From a friend in PA

The beasts are rampant here this late spring / early summer. Whereas the 2015 rampaging of the beasts here commenced with the July 8 “running of the bulls” ( Spain) this year it began 3 weeks earlier. The local pols persist in their shoulder shrugging act of “we’ve looked into all; the options. Nothing can be done.” Last night a neighbor & I were playing “chase the beast.” in the twilight. His little girl & their friends are worried about an outdoor sleep out ( in a tent) with the beasts prowling our properties. I told him she ought to come to a muni meeting to make that statement.

See my letter to a couple of gardeners who have a show on the local AM station

Best Regards,

in deer infested Castle Shannon …. A Deer Sanctuary City

———-Original Message———-

Hi Doug:

I heard you & Jessica this Sunday June 26 on KDKA. bemoaning proliferating deer and the damages they cause. The problem is regional and that a regional solution is needed, which our fragmented Allegheny county municipal governments seems unwilling to tackle. We have what amounts to feral cattle wandering our properties and streets, destroying our landscape, fouling our properties with their defecation and presenting hazards to motorists.

Because the PA Game Commission, which has been granted control over virtually all wildlife, is funded solely from hunting licenses & game law fines, it caters to hunters who want more targets and hence we have rampant deer. These are prey animals and absent natural predators, humans must provide that function and the hunting community is woefully inadequate to the task. Restoring balance requires a more proactive approach on the part of municipalities overrun by these pests. .

We need critical mass to force a solution. It seems to me that gardeners throughout the area, united, could effectively demand action. Or, do we turn our communities into a kind of reversed zoo where people must surround their habitats with bars to keep out destructive wild animals. The problem is widespread and recognized by such authors as Al Cambronne:

http://www.washingtonpost.com/opinions/the-humane-solution-for-rock-creeks-deer/2013/04/05/c703983c-9e06-11e2-a941-a19bce7af755_story.html

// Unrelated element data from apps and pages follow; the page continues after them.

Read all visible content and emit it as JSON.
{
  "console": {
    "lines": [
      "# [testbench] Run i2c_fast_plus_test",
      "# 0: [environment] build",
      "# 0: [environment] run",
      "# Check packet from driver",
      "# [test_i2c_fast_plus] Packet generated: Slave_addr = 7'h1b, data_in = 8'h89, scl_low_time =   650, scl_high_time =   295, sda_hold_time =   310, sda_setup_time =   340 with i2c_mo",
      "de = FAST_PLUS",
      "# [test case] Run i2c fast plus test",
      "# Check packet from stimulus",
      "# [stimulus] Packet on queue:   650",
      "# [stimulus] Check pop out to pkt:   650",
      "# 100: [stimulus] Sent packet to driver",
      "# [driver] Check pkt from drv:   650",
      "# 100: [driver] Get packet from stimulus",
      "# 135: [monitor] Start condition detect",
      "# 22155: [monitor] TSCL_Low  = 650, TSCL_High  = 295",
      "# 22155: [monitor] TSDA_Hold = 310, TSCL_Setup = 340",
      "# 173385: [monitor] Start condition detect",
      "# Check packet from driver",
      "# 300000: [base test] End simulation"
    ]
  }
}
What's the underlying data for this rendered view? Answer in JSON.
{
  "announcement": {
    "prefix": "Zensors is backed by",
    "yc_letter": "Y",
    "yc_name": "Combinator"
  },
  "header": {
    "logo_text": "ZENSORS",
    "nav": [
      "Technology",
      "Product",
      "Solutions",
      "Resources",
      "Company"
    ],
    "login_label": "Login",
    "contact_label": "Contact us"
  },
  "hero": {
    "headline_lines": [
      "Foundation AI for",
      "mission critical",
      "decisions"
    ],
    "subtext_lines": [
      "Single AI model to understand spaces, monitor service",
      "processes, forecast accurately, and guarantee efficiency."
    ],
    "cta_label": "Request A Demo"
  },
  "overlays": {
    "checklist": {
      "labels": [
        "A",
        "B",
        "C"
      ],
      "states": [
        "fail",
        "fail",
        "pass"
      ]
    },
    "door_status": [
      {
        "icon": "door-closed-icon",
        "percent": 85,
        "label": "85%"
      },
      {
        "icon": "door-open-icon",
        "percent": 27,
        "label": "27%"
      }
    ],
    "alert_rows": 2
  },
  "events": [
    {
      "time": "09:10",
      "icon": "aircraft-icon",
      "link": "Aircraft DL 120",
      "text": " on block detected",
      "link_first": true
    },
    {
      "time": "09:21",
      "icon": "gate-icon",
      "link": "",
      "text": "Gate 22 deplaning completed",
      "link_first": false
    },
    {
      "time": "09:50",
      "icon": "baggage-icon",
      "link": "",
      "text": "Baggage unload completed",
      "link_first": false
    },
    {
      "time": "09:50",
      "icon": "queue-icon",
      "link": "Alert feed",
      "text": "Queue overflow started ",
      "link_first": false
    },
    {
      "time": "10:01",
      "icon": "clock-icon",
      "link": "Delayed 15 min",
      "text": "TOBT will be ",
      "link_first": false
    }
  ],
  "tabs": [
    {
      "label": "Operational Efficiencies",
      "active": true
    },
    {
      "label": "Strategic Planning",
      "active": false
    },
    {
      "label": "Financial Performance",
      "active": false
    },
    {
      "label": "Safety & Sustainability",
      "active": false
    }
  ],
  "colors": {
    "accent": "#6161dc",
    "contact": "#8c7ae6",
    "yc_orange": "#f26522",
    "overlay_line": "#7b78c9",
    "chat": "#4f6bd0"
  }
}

and James Sterba.:
http://www.washingtonpost.com/opinions/if-we-want-to-protect-deer-we-need-to-shoot-a-few/2012/12/14/fb8b40f2-449a-11e2-8061-253bccfc7532_story.html
http://www.jimsterba.com/works.htm

The University of Michigan and the Ann Arbor Deer control group Washtenaw Citizens for Ecological Balance have shown that notions of non-lethal deer control are “pseudo science”:

The pseudoscience of non-lethal deer management

Blog

As Gary Fujac of the PA Game Commission said to KDKA:
“There’s only one thing communities can really do, and that’s kill the deer and reduce the population for public safety,”
Local Community Finds Success In Curbing Deer Population

Why not light a candle rather than curse the darkness ? You have a forum which reaches thousands in our area. Would you add your voices to call for action in Allegheny County for the sake of both gardeners and for an ecological balance ?

Drat those deer

Wildlife in the city

August 16, 2015

Why should gardeners who are simply trying to live ecologically and sustainably be held hostage by animal populations that are wildly out of balance? Why should dangerous wild animals range freely through yards and streets without fear? Why should walkers be threatened by stags on public sidewalks? Why should the entire ecosystem of perennials, shrubs, tree seedlings, birds, small mammals and insects be adversely impacted by unsustainable numbers of herbivores?

Read the full post in Stories by Carol
https://storiesbycarrol.wordpress.com/2015/08/16/drat-those-deer/

Kris Kristofferson’s ‘Dementia’ Was Lyme Disease

After long suspecting Alzheimer’s, doctors did a test

For years, songwriter and actor Kris Kristofferson was told he was suffering from Alzheimer’s disease or some other type of dementia. His memory was getting progressively worse.

But Kristofferson, 79, has revealed that he was misdiagnosed — he actually has Lyme disease, according to a June 6 story in Rolling Stone. A positive test result confirmed the hunch earlier this year, the magazine said.

Read more at http://www.nextavenue.org/kris-kristoffersons-dementia-now-believed-caused-lyme-disease/
Next Avenue, June 17, 2016